_Instructions for the task_:
Find each line below that includes "days", then copy it.
== Data to use
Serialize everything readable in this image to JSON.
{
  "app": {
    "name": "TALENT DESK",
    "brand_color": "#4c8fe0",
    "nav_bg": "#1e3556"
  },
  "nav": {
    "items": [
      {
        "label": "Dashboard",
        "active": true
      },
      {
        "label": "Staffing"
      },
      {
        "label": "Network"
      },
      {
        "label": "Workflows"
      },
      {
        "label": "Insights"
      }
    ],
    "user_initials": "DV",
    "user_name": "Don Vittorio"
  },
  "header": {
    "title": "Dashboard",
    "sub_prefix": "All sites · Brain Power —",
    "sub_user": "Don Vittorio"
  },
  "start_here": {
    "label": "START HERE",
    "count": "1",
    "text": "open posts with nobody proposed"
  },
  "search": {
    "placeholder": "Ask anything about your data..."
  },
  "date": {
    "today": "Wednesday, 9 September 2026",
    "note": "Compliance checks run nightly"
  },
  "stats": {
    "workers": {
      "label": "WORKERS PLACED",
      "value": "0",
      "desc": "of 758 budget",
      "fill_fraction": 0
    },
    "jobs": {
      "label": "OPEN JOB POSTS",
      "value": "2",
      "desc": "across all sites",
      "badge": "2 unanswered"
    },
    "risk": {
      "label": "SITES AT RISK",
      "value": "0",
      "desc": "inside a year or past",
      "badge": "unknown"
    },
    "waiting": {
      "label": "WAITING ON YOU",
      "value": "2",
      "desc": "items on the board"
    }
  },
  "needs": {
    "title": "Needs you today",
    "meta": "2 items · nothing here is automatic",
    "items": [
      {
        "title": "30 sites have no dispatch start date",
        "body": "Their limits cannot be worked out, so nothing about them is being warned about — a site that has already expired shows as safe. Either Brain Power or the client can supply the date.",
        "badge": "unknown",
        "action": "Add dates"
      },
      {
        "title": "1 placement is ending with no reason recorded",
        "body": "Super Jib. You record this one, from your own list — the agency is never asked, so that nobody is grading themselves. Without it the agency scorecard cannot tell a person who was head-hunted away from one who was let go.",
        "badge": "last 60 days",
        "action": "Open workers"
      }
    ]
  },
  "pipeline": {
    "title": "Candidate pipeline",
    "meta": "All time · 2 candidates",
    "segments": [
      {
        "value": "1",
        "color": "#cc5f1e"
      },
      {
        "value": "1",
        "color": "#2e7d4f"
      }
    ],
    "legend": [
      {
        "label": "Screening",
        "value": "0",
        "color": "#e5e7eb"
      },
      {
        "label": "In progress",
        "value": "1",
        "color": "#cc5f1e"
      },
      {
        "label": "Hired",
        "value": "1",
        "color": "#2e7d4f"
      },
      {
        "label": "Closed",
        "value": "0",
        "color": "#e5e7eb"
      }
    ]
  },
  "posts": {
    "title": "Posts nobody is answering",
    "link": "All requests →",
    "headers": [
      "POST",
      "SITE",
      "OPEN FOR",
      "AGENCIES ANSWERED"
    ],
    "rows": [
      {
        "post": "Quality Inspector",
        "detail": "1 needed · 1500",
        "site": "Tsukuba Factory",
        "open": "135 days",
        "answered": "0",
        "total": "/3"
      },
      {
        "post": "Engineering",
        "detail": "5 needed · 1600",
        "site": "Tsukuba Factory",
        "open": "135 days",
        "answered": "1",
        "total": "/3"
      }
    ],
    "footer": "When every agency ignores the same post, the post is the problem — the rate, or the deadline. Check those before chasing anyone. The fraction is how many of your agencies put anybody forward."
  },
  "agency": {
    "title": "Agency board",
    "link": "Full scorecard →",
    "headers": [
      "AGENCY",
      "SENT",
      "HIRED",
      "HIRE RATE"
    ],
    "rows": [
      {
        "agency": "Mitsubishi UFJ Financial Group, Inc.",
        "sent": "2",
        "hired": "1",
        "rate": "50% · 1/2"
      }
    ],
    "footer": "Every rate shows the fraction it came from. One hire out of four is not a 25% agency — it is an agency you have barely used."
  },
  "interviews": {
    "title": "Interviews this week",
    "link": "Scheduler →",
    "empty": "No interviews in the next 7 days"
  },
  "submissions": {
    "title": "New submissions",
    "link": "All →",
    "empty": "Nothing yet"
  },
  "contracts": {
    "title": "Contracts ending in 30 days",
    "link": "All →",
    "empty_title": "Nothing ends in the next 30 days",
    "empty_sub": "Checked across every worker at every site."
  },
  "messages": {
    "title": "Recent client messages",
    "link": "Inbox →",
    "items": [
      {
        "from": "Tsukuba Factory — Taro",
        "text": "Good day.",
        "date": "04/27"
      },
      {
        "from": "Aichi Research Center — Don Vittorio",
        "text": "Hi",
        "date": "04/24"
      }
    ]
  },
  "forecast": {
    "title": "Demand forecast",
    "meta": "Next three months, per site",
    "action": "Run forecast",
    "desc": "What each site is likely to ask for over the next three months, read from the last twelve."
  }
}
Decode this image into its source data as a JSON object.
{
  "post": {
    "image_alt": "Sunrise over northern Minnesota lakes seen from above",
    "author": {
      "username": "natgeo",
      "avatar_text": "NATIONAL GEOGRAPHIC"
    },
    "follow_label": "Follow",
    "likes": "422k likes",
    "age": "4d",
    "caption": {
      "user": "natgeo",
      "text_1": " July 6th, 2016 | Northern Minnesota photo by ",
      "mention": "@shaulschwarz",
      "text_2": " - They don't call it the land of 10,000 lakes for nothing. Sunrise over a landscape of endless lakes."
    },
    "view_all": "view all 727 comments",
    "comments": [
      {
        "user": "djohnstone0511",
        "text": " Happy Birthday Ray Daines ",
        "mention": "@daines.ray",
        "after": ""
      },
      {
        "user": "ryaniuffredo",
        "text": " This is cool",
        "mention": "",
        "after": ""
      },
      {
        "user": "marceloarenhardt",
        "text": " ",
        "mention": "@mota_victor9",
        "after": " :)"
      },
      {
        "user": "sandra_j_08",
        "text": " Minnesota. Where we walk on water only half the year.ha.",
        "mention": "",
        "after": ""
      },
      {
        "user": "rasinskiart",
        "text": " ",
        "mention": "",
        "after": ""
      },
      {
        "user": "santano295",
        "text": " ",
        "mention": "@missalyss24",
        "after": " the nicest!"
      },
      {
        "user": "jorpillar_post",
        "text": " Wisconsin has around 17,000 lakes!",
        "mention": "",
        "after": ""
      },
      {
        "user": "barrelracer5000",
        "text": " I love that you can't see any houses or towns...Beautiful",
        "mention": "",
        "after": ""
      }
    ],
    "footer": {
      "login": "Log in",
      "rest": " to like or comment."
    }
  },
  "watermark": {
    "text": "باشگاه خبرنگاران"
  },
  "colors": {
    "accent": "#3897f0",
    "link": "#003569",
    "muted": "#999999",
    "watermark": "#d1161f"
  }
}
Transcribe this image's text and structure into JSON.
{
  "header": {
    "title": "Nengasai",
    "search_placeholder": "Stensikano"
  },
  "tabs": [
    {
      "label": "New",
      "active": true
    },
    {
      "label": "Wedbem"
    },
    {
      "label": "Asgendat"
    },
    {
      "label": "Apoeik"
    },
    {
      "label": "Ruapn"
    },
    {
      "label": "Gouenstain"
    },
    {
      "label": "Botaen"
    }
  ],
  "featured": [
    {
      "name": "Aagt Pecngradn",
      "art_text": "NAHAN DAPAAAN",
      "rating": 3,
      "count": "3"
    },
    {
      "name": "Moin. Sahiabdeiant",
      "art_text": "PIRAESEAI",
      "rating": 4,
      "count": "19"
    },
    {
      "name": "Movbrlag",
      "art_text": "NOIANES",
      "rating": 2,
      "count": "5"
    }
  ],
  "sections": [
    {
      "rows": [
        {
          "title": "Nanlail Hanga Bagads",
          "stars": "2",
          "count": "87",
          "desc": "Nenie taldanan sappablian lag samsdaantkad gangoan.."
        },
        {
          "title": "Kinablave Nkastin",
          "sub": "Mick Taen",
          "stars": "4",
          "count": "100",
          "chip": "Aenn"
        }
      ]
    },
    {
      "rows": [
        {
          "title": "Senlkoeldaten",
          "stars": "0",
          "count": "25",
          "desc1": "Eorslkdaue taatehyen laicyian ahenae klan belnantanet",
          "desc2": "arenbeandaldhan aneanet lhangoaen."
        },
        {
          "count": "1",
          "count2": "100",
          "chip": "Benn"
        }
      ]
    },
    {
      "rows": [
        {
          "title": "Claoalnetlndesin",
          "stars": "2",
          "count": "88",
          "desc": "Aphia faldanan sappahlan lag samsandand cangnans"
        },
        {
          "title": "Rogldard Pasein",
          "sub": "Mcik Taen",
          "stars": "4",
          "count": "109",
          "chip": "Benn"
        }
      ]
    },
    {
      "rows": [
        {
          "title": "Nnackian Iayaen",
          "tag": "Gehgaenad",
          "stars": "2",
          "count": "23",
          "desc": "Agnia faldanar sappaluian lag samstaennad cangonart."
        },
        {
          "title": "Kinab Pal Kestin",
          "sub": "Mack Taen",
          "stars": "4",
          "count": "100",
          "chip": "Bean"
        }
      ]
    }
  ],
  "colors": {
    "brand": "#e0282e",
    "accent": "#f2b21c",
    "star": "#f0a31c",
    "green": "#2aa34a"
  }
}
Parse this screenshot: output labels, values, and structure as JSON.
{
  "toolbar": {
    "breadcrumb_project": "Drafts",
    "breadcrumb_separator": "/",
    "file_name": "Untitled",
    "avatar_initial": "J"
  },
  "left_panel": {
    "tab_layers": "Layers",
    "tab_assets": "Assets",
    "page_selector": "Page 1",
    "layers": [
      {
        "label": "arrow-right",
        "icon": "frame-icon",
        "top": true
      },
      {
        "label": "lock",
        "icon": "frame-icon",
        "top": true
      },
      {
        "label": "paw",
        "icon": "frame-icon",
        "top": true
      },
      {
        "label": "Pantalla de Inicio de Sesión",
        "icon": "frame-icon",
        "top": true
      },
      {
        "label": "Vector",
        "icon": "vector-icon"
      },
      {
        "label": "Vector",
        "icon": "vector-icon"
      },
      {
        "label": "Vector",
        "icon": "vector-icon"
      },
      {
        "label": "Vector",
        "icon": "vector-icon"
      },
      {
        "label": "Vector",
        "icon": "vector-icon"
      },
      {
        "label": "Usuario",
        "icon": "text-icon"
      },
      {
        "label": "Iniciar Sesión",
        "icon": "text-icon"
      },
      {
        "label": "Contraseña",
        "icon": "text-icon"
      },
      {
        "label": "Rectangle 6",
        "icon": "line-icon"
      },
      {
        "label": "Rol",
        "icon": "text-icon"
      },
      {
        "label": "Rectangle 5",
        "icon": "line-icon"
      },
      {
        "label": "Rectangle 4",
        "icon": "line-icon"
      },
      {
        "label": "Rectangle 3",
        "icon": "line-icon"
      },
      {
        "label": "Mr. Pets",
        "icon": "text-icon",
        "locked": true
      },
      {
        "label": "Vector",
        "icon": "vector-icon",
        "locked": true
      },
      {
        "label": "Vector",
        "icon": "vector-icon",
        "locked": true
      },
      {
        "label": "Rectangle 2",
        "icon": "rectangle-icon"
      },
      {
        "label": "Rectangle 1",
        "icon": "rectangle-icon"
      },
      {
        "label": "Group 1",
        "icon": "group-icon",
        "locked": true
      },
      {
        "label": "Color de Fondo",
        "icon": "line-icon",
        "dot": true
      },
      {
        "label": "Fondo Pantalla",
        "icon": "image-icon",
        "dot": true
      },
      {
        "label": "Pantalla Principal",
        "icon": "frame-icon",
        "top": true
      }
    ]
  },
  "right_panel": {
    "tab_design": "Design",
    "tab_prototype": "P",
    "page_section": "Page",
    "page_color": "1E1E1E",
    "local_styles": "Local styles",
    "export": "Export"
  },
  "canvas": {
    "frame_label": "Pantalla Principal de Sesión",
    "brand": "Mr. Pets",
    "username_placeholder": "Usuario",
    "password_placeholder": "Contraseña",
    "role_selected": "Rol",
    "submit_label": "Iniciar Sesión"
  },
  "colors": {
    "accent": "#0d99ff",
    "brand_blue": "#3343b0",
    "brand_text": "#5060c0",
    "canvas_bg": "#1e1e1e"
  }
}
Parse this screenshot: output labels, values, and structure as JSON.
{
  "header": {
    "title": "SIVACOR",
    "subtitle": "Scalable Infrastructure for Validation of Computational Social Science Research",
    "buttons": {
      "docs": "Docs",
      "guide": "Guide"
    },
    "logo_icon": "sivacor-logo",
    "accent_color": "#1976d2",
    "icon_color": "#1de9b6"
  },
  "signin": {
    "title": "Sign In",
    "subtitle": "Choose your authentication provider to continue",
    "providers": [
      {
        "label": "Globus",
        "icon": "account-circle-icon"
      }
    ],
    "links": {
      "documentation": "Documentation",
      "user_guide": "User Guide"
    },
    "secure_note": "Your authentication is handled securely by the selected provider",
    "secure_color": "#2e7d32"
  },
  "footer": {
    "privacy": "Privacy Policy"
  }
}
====
_Result below_:
        "badge": "last 60 days",
        "open": "135 days",
        "open": "135 days",
    "empty": "No interviews in the next 7 days"
    "title": "Contracts ending in 30 days",
    "empty_title": "Nothing ends in the next 30 days",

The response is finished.